One off events affect economic growth - Economy - News - Moneyfacts

News News brings you the latest financial & economic news & reviews of the best products in the UK by our team of money experts.

One off events affect economic growth

One off events affect economic growth

Category: Economy

Updated: 27/07/2011
First Published: 26/07/2011

This article was correct at the time of publication. It is now over 6 months old so the content may be out of date.

One off events affected the UK economy in the second quarter of the year, as growth slumped to 0.2%.

Figures from the Office for National Statistics (ONS) show that Gross Domestic Product fell from the 0.5% figure in the first three months of the year.

There was a number of events in the second quarter of the year which had an impact on the UK economy.

They included back-to-back bank holidays, the Royal Wedding, the first phase of Olympic ticket sales and the fall-out from the tsunami in Japan .

Without the effects of the events, the ONS said the economy would have grown by 0.5%.

The British Retail Consortium (BRC) said that the figure fell slightly below its 0.3% prediction but it believed the UK economy was still on course for recovery.

"Fears of a double dip recession are not justified," insisted David Kerns, chief economist at the BCC.

"Special factors, such as the Royal Wedding and temporary falls in oil and gas output, account for the weak growth in the second quarter.

"Based on these figures, we believe the Government is right to persevere with its deficit cutting measures aimed at stabilising our public finances. There is no need to consider changes in fiscal policy or talk about the need for a Plan B."
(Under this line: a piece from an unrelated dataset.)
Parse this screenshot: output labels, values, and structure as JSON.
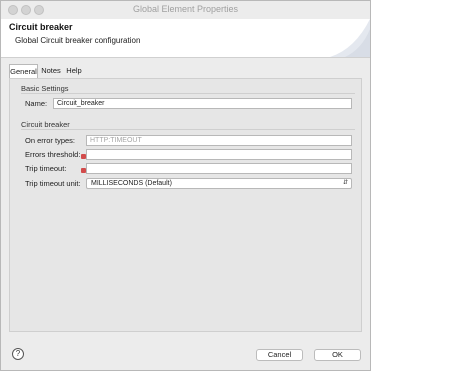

But the Trade Union Congress has hit out at the Government, saying that its campaign of cuts is not working.

"It's hurting, but it isn't working. Ministers told us that deep rapid cuts would get the economy back on course and leave the private sector room to grow," said TUC general secretary Brendan Barber.

"But the treatment has turned out to be worse than the disease, and with the government borrowing more last month than they did a year ago they are not even tackling the deficit effectively."

Find key economic data such as RPI here.

Disclaimer: Information is correct as of the date of publication (shown at the top of this article). Any products featured may be withdrawn by their provider or changed at any time.

Related Articles

Base rate remains unchanged in surprise decision

Earlier today, the Bank of England’s rate setting committee announced that it had voted decisively to keep base rate on hold at its record low of 0.5%. But what does it mean for you?

Budget 2016 – an overview

Well, George Osborne has just revealed the Budget for 2016 – his eighth so far as Chancellor – and as ever, there were some winners and losers from the whole thing. Below is a quick overview of the key points.

What does a US Fed rise mean for the UK?

The US Federal Reserve has decided to raise interest rates, and although you may not think that financial events happening in the US will have much of an impact on UK soil, you may be surprised…